XQuery on the Web

Dave Orchard wonders how XQuery might be put on the Web.

My position seems to fly in the face of at least one part of Dave’s position;

But clearly XQuery inputs are not going to be sent in URIs

Why admit defeat so easily? Did the TAG not say, “Use GET … if the interaction is more like a question ..”? Well, aren’t XQuery documents questions? I think it’s quite clear that they are, and therefore XQuery would benefit from being able to be serialized into URI form. That’s not to say that all XQuery documents would benefit, but many could.

I got a lot of pushback from some in the XQuery WG when I suggested this to them a few months ago, but I think the TAG finding is quite clear. I also strongly believe that doing this is the only significant way in which XQuery can be “put on the Web”.

On the upside, Dave says good things about the value of generic operations;

I first tried to re-use the Xquery functionality rather than providing specific operations in the SAML spec. My idea was that instead of SAML defining bunch of operations (getAuthorizationAssertionBySubjectAssertion, getAuthorizationAssertionListBySubjectSubset, ..), that SAML would define a Schema data model which could be queried against. A provider would offer a generic operation (evaluateQuery) which took in the query against that data model.[…]

Of course, while you’re generalizing, why not go a little further and just use “POST” (suitably extended) instead of “evaluateQuery”?

I also like what Dare had to say about this too, in particular;

One thing lacking in the XML Web Services world are the simple REST-like notions of GET and POST. In the RESTful HTTP world one would simply specify a URI which one could perform an HTTP GET on an get back an XML document. One could then either use the hierarchy of the URI to select subsets of the document or perhaps use HTTP POST to send more complex queries. All this indirection with WSDL files and SOAP headers yet functionality such as what Yahoo has done with their Yahoo! News Search RSS feeds isn’t straightforward. I agree that WSDL annotations would do the trick but then you have to deal with the fact that WSDL’s themselves are not discoverable. *sigh* Yet more human intervebtion is needed instead of loosely coupled application building.

Heh, good one, especially the use of the “human argument” against Web services. 8-)

This years predictions

When it comes to predictions, I like to put it on the line and make mine measurable. As published at SearchWebServices, my predictions this year are two;

  • Web services will continue to struggle to be deployed on the Internet. I’ll restate an earlier prediction I made this year; that by the end of 2004, the number of parties offering publicly available non-RESTful Web services (as registered with XMethods.net) will have plateaued or be falling.
  • Another high profile public Web service will be developed in both REST and Web services/SOA styles, and again — as with Amazon — the REST based service will service at least 80% of the transactions.

Web services can’t shake RPC comparisons

Jon Udell responds to Stefano Mazzocchi’s comments on an earlier column of Jon’s. Stefano wrote;

Marketing, protocol and syntax sugar aside, web services are RPC.

to which Jon responds;

I disagree.

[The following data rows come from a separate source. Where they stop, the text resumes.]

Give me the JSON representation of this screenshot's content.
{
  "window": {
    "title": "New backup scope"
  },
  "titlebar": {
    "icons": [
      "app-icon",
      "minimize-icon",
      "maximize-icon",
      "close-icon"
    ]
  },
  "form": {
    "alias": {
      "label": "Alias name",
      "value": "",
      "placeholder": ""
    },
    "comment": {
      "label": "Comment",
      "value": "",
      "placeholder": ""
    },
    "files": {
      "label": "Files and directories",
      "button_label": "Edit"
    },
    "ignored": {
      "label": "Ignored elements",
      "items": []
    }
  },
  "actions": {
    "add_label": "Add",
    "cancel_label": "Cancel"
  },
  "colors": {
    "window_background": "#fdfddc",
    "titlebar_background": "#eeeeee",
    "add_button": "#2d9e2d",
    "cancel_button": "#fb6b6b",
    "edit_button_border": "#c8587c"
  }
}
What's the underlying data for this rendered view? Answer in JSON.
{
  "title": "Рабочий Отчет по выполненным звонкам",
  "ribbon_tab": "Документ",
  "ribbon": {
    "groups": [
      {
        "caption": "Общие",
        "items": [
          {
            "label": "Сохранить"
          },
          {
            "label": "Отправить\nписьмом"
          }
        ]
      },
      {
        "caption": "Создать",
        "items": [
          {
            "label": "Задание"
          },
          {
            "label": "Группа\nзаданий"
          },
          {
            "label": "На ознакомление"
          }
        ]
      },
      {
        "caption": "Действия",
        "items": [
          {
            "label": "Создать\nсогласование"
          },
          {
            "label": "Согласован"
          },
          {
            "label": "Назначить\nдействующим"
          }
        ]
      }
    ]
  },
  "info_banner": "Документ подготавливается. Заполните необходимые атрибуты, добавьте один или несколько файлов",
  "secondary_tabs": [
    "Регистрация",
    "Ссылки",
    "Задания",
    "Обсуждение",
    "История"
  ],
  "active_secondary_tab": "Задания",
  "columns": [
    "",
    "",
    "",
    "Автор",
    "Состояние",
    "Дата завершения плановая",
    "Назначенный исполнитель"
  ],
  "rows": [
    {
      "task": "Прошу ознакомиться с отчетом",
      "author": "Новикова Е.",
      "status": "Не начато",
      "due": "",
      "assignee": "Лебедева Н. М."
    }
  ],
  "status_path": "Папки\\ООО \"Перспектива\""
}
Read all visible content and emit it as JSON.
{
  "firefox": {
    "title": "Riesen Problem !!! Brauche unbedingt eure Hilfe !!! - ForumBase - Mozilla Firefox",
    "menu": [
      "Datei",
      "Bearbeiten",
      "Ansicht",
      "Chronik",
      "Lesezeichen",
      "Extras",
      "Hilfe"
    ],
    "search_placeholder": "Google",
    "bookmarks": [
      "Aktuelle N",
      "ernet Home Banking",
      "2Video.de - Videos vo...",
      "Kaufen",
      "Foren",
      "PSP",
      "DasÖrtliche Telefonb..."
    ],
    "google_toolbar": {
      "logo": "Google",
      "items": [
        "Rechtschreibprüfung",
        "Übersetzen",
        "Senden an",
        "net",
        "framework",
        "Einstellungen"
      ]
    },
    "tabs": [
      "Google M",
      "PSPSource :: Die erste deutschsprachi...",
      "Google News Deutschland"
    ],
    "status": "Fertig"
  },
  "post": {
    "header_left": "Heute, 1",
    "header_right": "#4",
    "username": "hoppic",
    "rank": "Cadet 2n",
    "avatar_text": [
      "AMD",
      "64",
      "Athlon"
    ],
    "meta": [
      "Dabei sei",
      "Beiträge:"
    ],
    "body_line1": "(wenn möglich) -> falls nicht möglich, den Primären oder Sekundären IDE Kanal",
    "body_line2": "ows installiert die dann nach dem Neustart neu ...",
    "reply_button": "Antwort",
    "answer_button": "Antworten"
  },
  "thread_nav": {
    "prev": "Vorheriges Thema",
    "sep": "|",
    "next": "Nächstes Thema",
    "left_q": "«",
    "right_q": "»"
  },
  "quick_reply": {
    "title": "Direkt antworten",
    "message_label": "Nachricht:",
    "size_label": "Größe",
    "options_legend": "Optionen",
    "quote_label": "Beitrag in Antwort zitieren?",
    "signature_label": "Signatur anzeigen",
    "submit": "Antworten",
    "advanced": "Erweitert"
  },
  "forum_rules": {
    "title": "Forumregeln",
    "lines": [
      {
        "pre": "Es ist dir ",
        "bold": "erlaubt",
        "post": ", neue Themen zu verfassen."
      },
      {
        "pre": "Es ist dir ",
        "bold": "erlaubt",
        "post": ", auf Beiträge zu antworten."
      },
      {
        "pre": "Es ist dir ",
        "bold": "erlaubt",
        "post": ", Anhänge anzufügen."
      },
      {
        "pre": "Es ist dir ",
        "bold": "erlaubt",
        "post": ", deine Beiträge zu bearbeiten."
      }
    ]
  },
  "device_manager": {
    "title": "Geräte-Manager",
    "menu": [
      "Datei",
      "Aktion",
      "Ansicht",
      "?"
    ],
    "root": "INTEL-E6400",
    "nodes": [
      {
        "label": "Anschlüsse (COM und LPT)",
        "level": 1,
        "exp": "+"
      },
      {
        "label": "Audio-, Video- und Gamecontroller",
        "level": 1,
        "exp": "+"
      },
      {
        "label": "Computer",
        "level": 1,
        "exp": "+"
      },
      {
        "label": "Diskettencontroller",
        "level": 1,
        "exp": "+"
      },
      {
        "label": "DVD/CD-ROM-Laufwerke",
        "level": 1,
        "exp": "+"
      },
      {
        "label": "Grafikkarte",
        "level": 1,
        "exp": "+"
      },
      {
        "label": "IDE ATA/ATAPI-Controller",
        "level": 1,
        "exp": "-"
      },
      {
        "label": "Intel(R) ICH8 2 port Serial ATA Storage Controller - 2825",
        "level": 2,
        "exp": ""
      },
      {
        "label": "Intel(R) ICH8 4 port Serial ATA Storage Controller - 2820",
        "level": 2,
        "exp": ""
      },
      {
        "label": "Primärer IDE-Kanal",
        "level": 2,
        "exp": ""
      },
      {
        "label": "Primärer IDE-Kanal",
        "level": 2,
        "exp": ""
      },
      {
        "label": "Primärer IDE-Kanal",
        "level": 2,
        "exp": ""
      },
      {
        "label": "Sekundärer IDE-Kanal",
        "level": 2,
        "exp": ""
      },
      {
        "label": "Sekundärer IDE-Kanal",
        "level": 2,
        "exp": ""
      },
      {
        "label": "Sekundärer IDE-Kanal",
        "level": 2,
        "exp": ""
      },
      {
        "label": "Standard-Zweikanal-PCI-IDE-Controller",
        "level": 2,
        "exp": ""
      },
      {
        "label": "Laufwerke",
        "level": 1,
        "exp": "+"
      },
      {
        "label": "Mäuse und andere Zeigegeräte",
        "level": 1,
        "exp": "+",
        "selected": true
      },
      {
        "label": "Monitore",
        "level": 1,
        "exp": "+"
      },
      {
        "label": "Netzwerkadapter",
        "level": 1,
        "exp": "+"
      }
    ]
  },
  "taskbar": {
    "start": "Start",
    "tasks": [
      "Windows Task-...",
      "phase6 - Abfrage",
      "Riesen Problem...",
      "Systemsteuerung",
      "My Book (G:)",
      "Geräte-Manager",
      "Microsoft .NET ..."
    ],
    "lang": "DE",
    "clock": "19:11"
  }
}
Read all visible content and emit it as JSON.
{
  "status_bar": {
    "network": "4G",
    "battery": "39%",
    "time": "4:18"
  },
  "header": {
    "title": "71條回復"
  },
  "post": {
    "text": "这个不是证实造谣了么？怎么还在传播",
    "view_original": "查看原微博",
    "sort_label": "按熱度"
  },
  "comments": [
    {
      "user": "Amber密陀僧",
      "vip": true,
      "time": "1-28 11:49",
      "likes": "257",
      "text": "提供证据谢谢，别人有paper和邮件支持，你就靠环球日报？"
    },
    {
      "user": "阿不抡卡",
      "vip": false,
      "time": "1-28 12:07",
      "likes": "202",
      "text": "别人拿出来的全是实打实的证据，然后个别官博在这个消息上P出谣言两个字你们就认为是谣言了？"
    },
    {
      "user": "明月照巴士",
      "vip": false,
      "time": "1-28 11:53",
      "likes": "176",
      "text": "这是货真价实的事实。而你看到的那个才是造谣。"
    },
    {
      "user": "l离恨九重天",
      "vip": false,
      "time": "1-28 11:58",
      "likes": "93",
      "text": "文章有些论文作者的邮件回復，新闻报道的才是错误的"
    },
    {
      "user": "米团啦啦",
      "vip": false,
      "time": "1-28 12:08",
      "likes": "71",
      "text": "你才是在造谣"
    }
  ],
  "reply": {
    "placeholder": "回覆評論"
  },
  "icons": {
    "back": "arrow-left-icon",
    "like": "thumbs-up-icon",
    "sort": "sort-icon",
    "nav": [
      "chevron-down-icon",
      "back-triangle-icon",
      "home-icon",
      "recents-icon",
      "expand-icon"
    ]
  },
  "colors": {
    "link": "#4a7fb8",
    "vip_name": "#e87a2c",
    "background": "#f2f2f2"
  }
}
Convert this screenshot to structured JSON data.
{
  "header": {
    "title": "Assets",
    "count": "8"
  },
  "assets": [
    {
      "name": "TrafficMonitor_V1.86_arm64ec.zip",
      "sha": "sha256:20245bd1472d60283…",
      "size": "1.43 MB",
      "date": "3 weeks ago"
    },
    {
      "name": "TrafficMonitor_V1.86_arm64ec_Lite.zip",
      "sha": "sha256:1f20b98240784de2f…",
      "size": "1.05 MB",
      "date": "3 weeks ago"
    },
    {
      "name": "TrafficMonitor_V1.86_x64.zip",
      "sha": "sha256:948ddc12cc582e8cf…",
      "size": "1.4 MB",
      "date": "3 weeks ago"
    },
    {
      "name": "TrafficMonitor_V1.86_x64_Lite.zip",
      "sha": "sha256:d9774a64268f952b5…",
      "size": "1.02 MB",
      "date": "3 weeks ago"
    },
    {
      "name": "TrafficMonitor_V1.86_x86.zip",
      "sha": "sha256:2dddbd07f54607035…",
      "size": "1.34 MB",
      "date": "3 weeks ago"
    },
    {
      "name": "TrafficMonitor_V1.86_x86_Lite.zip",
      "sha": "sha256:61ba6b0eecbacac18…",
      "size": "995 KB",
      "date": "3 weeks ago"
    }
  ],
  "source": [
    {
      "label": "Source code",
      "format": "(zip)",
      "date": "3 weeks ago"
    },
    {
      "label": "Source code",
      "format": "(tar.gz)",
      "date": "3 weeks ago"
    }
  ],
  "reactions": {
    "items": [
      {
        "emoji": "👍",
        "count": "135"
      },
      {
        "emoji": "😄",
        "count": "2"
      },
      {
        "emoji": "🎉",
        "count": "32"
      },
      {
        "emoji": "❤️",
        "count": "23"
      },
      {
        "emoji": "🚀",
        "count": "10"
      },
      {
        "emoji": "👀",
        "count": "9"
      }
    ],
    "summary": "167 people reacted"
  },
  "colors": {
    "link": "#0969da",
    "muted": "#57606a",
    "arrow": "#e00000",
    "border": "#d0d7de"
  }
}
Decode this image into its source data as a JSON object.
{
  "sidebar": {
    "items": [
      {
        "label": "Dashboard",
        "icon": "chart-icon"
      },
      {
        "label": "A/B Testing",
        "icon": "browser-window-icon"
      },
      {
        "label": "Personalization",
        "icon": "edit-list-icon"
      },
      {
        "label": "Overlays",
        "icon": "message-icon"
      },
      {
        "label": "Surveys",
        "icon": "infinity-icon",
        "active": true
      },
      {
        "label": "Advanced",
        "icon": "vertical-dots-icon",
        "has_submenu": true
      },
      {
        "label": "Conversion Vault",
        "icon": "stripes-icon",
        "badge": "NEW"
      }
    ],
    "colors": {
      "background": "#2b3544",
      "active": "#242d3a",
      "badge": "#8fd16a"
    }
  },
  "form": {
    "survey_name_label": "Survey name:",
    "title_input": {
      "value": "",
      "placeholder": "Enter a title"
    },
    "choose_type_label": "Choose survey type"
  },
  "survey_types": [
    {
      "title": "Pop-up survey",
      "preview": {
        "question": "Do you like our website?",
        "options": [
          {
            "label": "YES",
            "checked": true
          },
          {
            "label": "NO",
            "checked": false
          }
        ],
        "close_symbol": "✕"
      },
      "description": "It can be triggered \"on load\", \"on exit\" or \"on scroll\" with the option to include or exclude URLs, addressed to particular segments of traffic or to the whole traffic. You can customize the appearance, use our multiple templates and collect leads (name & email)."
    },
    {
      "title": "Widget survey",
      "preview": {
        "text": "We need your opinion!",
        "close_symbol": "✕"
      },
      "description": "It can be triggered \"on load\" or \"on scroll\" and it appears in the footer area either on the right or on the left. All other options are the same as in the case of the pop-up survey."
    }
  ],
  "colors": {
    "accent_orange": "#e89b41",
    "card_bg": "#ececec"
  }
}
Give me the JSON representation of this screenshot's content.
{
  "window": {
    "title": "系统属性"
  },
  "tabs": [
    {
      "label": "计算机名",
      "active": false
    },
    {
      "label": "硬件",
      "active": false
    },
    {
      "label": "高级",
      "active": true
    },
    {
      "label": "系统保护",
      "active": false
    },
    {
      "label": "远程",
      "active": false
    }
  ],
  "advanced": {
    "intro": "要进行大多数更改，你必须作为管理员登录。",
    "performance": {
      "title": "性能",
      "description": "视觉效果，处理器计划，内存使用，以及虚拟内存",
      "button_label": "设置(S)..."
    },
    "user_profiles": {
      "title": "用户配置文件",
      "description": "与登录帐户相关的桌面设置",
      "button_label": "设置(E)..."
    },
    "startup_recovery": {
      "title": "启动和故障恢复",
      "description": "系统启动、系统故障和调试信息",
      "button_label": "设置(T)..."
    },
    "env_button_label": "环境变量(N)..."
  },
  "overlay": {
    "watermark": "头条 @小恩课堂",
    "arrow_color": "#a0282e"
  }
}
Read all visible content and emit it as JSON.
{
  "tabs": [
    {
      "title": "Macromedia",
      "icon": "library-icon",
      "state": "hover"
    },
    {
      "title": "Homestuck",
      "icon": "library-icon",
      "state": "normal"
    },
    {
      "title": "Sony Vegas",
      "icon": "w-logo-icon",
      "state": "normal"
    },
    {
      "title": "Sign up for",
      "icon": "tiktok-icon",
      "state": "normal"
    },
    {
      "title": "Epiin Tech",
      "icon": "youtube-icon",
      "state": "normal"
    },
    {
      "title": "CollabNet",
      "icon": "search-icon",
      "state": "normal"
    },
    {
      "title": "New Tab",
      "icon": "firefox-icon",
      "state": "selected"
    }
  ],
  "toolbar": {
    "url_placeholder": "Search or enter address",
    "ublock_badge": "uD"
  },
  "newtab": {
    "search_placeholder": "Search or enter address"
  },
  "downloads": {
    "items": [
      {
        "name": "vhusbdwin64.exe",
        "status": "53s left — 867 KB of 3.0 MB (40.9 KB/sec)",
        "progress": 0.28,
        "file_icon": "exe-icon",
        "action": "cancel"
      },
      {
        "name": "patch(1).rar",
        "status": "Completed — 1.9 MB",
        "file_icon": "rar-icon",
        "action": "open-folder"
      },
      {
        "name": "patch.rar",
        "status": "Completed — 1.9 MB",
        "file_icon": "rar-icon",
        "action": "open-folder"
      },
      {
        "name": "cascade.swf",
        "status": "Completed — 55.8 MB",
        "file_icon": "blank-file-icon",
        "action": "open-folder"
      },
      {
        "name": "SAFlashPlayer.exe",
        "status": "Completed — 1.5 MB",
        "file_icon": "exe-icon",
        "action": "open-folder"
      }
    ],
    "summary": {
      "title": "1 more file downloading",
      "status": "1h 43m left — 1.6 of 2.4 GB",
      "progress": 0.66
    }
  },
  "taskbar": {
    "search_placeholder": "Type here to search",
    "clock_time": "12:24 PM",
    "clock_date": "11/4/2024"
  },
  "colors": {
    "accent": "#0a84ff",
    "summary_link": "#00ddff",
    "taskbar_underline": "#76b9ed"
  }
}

It’s true that Web services got off to a shaky start. At a conference a couple of years ago, a panel of experts solemnly declared that the “Web” in “Web services” was really a misnomer, and that Web services really had nothing to do with the Web. But since then the pendulum has been swinging back, and for good reason. Much to everyone’s surprise, including mine, the linked-web-of-documents approach works rather well. Not just one-to-one and one-to-many, but also many-to-many. Adam Bosworth’s XML 2003 keynote was, for me, the most powerful affirmation yet that Web services can and should leverage the Web’s scalable spontaneity. That’s the vision firmly planted in my mind when I talk about Web services.

I’m reminded of a picture Don Box linked to a few weeks ago. A dog dressed as a clown is still a dog.

Until Web services embrace a constrained interface (I’d recommend this one, they will always be RPC.